Problem description: Take every line from the material that has the word "waveform" in it.

Listed records:

◇ ◇ ◇ ◇

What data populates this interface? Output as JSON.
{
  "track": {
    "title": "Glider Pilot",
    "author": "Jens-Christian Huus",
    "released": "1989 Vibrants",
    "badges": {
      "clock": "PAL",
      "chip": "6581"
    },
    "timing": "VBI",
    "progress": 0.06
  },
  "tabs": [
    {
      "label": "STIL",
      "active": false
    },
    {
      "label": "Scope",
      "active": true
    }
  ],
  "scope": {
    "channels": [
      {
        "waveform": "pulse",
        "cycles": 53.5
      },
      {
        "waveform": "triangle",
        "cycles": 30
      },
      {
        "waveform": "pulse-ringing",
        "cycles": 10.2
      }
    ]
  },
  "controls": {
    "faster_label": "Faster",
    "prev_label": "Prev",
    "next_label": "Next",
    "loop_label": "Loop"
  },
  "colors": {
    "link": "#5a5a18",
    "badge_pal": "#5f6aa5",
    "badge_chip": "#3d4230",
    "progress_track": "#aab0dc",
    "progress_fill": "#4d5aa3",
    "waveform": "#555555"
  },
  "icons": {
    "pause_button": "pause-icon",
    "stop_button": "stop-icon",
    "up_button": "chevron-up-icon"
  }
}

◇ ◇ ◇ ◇

Response to the task:
        "waveform": "pulse",
        "waveform": "triangle",
        "waveform": "pulse-ringing",
    "waveform": "#555555"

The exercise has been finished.